Aim of the exercise —
Among the entries below, find how many lines carry the word "note" and state only that figure.

Materials provided: Begin

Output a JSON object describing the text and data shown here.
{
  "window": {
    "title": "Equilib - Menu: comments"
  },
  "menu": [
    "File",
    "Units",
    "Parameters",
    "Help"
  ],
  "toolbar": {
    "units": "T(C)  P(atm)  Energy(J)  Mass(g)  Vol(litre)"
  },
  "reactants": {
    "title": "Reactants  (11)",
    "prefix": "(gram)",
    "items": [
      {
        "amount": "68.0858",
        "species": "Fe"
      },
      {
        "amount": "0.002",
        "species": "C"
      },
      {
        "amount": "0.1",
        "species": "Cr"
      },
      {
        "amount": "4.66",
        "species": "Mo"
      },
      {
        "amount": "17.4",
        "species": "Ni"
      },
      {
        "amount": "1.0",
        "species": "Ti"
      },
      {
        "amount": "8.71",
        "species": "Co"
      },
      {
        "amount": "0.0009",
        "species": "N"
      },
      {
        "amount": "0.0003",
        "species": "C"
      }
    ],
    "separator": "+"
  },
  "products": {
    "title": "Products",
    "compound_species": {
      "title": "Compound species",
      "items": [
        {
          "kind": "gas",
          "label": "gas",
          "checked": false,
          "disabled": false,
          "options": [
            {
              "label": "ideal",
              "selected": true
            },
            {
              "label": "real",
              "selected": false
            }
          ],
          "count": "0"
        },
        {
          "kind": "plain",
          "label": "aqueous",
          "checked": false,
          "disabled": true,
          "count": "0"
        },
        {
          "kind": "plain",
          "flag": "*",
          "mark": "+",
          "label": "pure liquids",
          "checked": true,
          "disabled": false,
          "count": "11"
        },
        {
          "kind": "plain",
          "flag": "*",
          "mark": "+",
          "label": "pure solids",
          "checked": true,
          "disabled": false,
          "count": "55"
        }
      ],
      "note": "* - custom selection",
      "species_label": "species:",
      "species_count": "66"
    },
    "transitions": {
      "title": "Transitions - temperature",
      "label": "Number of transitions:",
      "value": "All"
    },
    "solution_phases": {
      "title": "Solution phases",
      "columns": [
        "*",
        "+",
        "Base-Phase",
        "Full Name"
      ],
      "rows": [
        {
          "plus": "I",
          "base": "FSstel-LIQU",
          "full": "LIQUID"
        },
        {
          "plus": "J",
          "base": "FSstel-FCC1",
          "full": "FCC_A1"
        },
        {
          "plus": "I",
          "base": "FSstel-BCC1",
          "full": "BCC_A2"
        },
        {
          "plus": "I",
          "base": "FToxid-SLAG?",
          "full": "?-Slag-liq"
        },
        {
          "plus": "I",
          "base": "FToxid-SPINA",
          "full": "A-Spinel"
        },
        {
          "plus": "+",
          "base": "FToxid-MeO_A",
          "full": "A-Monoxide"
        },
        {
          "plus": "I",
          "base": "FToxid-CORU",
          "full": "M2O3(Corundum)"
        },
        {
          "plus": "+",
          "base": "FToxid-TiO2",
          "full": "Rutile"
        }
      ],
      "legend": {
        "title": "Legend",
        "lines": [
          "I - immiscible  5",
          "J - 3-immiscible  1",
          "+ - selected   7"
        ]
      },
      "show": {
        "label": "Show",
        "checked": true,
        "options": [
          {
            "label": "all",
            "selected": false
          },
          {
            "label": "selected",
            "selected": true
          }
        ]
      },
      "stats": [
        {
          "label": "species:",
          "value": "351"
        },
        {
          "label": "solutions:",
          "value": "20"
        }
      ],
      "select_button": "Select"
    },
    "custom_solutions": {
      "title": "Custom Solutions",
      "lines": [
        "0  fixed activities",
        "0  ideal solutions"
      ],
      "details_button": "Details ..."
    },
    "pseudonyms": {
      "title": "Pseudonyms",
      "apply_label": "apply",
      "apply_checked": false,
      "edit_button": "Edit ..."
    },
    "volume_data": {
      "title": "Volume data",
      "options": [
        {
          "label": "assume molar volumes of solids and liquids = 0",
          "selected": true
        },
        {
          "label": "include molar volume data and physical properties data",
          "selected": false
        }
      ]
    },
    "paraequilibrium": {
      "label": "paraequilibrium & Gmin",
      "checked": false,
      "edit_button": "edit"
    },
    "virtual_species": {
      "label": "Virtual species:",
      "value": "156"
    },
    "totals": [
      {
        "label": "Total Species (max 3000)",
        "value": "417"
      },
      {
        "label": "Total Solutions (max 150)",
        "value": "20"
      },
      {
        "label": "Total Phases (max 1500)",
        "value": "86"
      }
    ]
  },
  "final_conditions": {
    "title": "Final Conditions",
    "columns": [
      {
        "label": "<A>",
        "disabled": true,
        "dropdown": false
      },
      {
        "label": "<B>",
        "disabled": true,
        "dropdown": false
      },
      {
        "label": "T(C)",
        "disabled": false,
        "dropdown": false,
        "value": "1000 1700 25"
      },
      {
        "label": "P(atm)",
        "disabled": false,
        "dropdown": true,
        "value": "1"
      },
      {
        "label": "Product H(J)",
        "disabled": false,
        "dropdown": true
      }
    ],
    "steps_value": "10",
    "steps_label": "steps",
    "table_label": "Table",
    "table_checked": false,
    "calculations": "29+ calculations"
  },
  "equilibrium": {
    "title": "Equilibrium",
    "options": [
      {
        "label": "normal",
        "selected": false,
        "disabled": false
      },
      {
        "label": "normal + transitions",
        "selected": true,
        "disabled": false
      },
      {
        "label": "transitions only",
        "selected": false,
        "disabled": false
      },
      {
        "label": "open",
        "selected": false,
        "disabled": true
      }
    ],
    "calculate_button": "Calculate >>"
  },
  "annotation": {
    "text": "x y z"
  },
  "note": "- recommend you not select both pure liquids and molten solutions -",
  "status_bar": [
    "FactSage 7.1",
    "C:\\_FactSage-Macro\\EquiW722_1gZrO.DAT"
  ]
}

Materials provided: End

Answer —
2